◆ **Task**:
Repeat, exactly and completely, the entries shown underneath.

◆ **Supplied records**:

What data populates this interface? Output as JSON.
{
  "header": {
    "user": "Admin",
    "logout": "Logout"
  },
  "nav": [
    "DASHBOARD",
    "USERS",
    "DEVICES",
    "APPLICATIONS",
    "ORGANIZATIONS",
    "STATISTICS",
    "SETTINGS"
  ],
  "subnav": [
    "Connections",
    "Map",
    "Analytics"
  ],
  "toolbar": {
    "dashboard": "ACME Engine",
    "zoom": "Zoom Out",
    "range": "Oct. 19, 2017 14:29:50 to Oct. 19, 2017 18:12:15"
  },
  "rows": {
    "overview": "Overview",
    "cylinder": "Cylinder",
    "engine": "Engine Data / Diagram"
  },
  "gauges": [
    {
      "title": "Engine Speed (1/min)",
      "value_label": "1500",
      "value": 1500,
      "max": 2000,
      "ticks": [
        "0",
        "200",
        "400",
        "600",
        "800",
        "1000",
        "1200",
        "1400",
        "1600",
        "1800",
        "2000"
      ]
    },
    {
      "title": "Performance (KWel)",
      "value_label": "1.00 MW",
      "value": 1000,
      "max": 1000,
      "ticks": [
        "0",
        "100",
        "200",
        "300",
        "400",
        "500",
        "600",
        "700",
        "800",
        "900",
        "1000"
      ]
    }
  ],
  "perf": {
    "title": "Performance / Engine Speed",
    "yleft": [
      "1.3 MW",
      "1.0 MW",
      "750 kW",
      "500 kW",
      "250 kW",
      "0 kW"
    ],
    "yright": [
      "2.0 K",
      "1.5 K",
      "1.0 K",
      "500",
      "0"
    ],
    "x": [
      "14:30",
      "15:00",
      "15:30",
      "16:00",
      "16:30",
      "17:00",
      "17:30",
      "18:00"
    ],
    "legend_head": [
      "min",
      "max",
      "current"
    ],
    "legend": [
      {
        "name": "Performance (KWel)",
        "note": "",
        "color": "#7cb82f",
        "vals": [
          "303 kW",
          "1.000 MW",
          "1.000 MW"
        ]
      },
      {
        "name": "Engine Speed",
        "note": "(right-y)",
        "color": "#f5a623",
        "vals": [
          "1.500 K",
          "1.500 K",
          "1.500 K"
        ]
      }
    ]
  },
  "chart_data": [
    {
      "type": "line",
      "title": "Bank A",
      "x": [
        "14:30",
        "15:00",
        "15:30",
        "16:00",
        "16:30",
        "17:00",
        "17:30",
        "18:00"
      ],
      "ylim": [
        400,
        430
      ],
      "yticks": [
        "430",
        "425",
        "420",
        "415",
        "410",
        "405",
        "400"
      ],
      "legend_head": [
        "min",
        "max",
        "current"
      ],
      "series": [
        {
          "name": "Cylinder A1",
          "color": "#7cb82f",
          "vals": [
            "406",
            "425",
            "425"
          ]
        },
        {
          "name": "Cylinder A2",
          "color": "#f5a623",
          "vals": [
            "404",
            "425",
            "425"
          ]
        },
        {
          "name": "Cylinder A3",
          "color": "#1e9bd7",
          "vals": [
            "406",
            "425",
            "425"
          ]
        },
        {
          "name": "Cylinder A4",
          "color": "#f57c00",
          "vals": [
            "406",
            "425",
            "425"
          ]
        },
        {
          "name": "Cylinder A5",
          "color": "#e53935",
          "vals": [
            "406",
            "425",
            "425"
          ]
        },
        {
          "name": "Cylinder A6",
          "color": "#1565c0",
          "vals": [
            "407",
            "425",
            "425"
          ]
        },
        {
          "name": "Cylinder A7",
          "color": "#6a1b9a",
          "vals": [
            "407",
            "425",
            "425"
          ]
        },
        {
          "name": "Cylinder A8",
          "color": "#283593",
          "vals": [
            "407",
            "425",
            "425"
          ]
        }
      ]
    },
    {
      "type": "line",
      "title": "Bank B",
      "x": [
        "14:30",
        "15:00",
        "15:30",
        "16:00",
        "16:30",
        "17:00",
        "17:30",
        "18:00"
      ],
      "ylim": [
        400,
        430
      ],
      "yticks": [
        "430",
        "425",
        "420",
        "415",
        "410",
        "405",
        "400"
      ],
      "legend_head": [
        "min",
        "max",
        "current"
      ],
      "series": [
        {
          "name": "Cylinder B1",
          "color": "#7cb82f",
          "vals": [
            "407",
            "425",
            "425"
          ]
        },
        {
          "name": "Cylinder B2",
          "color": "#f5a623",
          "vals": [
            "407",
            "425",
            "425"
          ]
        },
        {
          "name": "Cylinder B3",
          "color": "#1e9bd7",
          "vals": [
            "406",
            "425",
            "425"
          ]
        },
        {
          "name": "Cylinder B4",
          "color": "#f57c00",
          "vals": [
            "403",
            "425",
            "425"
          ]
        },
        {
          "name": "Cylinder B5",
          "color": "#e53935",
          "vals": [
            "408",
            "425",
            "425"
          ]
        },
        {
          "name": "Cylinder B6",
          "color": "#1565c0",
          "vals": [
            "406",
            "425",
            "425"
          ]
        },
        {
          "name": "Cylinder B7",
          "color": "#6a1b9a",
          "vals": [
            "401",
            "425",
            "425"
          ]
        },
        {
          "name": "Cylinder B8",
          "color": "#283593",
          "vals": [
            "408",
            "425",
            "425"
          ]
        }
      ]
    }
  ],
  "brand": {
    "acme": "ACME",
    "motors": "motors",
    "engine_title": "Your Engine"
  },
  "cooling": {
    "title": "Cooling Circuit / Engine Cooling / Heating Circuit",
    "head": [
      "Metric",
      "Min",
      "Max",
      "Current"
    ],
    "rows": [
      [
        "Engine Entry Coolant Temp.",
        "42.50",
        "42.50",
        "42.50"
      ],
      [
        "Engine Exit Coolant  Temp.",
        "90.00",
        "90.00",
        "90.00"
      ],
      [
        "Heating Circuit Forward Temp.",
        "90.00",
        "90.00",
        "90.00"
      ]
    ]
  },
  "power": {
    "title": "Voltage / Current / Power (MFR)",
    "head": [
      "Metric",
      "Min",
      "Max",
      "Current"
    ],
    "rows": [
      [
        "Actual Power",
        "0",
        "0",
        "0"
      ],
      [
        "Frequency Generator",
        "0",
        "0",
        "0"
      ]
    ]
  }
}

◆ **Worked solution**:
What data populates this interface? Output as JSON.
{
  "header": {
    "user": "Admin",
    "logout": "Logout"
  },
  "nav": [
    "DASHBOARD",
    "USERS",
    "DEVICES",
    "APPLICATIONS",
    "ORGANIZATIONS",
    "STATISTICS",
    "SETTINGS"
  ],
  "subnav": [
    "Connections",
    "Map",
    "Analytics"
  ],
  "toolbar": {
    "dashboard": "ACME Engine",
    "zoom": "Zoom Out",
    "range": "Oct. 19, 2017 14:29:50 to Oct. 19, 2017 18:12:15"
  },
  "rows": {
    "overview": "Overview",
    "cylinder": "Cylinder",
    "engine": "Engine Data / Diagram"
  },
  "gauges": [
    {
      "title": "Engine Speed (1/min)",
      "value_label": "1500",
      "value": 1500,
      "max": 2000,
      "ticks": [
        "0",
        "200",
        "400",
        "600",
        "800",
        "1000",
        "1200",
        "1400",
        "1600",
        "1800",
        "2000"
      ]
    },
    {
      "title": "Performance (KWel)",
      "value_label": "1.00 MW",
      "value": 1000,
      "max": 1000,
      "ticks": [
        "0",
        "100",
        "200",
        "300",
        "400",
        "500",
        "600",
        "700",
        "800",
        "900",
        "1000"
      ]
    }
  ],
  "perf": {
    "title": "Performance / Engine Speed",
    "yleft": [
      "1.3 MW",
      "1.0 MW",
      "750 kW",
      "500 kW",
      "250 kW",
      "0 kW"
    ],
    "yright": [
      "2.0 K",
      "1.5 K",
      "1.0 K",
      "500",
      "0"
    ],
    "x": [
      "14:30",
      "15:00",
      "15:30",
      "16:00",
      "16:30",
      "17:00",
      "17:30",
      "18:00"
    ],
    "legend_head": [
      "min",
      "max",
      "current"
    ],
    "legend": [
      {
        "name": "Performance (KWel)",
        "note": "",
        "color": "#7cb82f",
        "vals": [
          "303 kW",
          "1.000 MW",
          "1.000 MW"
        ]
      },
      {
        "name": "Engine Speed",
        "note": "(right-y)",
        "color": "#f5a623",
        "vals": [
          "1.500 K",
          "1.500 K",
          "1.500 K"
        ]
      }
    ]
  },
  "chart_data": [
    {
      "type": "line",
      "title": "Bank A",
      "x": [
        "14:30",
        "15:00",
        "15:30",
        "16:00",
        "16:30",
        "17:00",
        "17:30",
        "18:00"
      ],
      "ylim": [
        400,
        430
      ],
      "yticks": [
        "430",
        "425",
        "420",
        "415",
        "410",
        "405",
        "400"
      ],
      "legend_head": [
        "min",
        "max",
        "current"
      ],
      "series": [
        {
          "name": "Cylinder A1",
          "color": "#7cb82f",
          "vals": [
            "406",
            "425",
            "425"
          ]
        },
        {
          "name": "Cylinder A2",
          "color": "#f5a623",
          "vals": [
            "404",
            "425",
            "425"
          ]
        },
        {
          "name": "Cylinder A3",
          "color": "#1e9bd7",
          "vals": [
            "406",
            "425",
            "425"
          ]
        },
        {
          "name": "Cylinder A4",
          "color": "#f57c00",
          "vals": [
            "406",
            "425",
            "425"
          ]
        },
        {
          "name": "Cylinder A5",
          "color": "#e53935",
          "vals": [
            "406",
            "425",
            "425"
          ]
        },
        {
          "name": "Cylinder A6",
          "color": "#1565c0",
          "vals": [
            "407",
            "425",
            "425"
          ]
        },
        {
          "name": "Cylinder A7",
          "color": "#6a1b9a",
          "vals": [
            "407",
            "425",
            "425"
          ]
        },
        {
          "name": "Cylinder A8",
          "color": "#283593",
          "vals": [
            "407",
            "425",
            "425"
          ]
        }
      ]
    },
    {
      "type": "line",
      "title": "Bank B",
      "x": [
        "14:30",
        "15:00",
        "15:30",
        "16:00",
        "16:30",
        "17:00",
        "17:30",
        "18:00"
      ],
      "ylim": [
        400,
        430
      ],
      "yticks": [
        "430",
        "425",
        "420",
        "415",
        "410",
        "405",
        "400"
      ],
      "legend_head": [
        "min",
        "max",
        "current"
      ],
      "series": [
        {
          "name": "Cylinder B1",
          "color": "#7cb82f",
          "vals": [
            "407",
            "425",
            "425"
          ]
        },
        {
          "name": "Cylinder B2",
          "color": "#f5a623",
          "vals": [
            "407",
            "425",
            "425"
          ]
        },
        {
          "name": "Cylinder B3",
          "color": "#1e9bd7",
          "vals": [
            "406",
            "425",
            "425"
          ]
        },
        {
          "name": "Cylinder B4",
          "color": "#f57c00",
          "vals": [
            "403",
            "425",
            "425"
          ]
        },
        {
          "name": "Cylinder B5",
          "color": "#e53935",
          "vals": [
            "408",
            "425",
            "425"
          ]
        },
        {
          "name": "Cylinder B6",
          "color": "#1565c0",
          "vals": [
            "406",
            "425",
            "425"
          ]
        },
        {
          "name": "Cylinder B7",
          "color": "#6a1b9a",
          "vals": [
            "401",
            "425",
            "425"
          ]
        },
        {
          "name": "Cylinder B8",
          "color": "#283593",
          "vals": [
            "408",
            "425",
            "425"
          ]
        }
      ]
    }
  ],
  "brand": {
    "acme": "ACME",
    "motors": "motors",
    "engine_title": "Your Engine"
  },
  "cooling": {
    "title": "Cooling Circuit / Engine Cooling / Heating Circuit",
    "head": [
      "Metric",
      "Min",
      "Max",
      "Current"
    ],
    "rows": [
      [
        "Engine Entry Coolant Temp.",
        "42.50",
        "42.50",
        "42.50"
      ],
      [
        "Engine Exit Coolant  Temp.",
        "90.00",
        "90.00",
        "90.00"
      ],
      [
        "Heating Circuit Forward Temp.",
        "90.00",
        "90.00",
        "90.00"
      ]
    ]
  },
  "power": {
    "title": "Voltage / Current / Power (MFR)",
    "head": [
      "Metric",
      "Min",
      "Max",
      "Current"
    ],
    "rows": [
      [
        "Actual Power",
        "0",
        "0",
        "0"
      ],
      [
        "Frequency Generator",
        "0",
        "0",
        "0"
      ]
    ]
  }
}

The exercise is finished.